[[ Recorded data open ]]
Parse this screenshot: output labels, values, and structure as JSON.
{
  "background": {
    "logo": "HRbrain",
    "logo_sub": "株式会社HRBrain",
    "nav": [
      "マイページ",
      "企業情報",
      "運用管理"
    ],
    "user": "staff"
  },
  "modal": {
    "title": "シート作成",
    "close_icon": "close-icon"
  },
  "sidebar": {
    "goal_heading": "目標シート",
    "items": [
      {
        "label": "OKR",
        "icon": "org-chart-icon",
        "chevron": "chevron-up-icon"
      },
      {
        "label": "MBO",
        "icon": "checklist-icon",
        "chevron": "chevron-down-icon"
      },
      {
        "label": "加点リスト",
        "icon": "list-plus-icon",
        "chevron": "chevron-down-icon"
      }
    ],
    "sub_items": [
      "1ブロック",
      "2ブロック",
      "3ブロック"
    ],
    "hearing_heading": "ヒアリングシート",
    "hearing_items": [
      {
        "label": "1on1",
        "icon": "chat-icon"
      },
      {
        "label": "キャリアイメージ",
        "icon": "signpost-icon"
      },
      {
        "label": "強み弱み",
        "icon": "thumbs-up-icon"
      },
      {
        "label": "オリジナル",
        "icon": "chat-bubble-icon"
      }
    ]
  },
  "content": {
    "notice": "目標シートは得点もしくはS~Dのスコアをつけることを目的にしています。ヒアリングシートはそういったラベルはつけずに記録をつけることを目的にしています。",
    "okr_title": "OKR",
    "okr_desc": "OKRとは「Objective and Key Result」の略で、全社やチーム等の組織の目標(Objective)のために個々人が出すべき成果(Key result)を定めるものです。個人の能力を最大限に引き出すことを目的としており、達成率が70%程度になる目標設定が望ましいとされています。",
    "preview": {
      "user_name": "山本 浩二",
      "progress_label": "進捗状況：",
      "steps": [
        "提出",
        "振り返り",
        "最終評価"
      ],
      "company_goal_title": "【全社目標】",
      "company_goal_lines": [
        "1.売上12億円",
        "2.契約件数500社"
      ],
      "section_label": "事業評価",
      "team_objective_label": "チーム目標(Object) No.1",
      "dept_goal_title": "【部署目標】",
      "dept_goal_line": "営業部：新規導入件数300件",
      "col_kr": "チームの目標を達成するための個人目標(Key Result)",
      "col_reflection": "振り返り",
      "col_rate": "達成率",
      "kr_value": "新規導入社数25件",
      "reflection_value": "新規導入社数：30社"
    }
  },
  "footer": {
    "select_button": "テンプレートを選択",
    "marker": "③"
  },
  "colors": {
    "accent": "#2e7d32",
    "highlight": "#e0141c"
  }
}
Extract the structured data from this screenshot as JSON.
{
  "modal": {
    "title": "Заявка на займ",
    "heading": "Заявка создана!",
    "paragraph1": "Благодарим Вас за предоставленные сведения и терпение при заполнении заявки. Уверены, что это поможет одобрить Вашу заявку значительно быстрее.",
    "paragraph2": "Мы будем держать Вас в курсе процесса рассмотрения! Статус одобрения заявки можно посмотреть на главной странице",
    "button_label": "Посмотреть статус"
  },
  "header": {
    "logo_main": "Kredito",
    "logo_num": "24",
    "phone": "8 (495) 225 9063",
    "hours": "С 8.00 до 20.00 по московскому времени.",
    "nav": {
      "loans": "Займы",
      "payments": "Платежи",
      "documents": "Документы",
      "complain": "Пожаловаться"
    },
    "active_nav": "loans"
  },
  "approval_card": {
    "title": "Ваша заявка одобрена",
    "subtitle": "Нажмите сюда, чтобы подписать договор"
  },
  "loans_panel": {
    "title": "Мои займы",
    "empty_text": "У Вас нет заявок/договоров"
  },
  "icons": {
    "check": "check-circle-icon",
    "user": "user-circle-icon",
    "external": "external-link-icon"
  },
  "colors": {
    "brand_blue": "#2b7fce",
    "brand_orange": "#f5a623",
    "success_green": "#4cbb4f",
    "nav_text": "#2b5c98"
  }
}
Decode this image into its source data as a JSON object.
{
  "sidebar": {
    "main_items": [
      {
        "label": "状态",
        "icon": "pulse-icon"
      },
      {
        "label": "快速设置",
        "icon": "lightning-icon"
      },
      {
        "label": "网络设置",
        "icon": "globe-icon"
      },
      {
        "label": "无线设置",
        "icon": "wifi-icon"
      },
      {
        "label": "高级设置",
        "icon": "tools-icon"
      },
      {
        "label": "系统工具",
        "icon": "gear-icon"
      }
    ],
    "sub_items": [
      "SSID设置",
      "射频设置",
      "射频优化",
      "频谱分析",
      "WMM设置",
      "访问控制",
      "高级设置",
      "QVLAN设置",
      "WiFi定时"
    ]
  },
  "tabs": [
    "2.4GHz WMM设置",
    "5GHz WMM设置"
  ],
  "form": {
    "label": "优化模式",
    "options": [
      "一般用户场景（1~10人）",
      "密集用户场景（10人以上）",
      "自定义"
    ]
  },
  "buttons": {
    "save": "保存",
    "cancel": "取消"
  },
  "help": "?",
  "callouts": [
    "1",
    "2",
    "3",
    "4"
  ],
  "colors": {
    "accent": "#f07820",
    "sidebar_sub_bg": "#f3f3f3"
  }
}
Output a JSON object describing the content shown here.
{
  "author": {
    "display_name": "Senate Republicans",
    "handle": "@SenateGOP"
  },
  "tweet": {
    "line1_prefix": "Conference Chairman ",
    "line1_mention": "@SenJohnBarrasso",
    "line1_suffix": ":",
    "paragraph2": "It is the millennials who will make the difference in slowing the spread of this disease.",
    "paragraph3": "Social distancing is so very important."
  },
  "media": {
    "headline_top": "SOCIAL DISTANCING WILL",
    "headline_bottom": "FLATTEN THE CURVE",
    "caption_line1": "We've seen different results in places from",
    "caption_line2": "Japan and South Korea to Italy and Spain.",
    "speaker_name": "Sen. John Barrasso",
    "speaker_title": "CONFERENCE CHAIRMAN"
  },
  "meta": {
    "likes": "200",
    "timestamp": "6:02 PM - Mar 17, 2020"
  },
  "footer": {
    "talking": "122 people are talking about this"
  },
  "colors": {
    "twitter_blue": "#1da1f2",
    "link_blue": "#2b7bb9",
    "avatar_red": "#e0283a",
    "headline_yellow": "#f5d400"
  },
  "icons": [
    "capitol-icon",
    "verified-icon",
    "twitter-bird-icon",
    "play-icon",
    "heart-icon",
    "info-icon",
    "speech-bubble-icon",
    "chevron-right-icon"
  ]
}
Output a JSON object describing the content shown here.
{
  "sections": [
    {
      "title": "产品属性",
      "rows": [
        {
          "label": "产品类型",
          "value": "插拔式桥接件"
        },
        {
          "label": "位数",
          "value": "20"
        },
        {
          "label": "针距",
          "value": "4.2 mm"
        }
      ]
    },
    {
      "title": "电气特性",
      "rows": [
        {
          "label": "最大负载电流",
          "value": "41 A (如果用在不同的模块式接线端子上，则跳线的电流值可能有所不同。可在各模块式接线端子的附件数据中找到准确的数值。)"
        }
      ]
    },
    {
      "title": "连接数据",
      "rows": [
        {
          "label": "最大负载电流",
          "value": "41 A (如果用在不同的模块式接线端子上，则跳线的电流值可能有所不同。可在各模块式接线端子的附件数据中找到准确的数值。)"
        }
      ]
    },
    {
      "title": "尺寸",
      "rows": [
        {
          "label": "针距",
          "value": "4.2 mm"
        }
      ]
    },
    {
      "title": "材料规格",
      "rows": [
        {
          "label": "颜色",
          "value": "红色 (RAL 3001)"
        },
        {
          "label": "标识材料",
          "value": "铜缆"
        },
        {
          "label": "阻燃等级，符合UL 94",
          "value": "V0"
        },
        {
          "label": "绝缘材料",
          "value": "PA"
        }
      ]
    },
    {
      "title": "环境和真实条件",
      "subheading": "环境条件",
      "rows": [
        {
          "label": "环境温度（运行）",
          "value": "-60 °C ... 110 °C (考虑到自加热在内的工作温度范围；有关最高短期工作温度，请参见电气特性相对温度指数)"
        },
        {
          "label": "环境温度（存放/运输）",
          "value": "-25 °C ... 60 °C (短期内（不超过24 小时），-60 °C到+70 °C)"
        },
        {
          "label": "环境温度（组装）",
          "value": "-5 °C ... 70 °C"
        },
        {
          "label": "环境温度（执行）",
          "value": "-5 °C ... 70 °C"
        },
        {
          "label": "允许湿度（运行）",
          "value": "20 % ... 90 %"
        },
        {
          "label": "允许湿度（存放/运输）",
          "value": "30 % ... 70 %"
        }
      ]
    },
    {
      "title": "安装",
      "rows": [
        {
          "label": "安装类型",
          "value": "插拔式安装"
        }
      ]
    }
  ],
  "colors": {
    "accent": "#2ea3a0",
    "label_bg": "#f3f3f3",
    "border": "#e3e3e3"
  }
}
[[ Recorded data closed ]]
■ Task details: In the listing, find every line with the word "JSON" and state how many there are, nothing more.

■ Solution for this problem: 5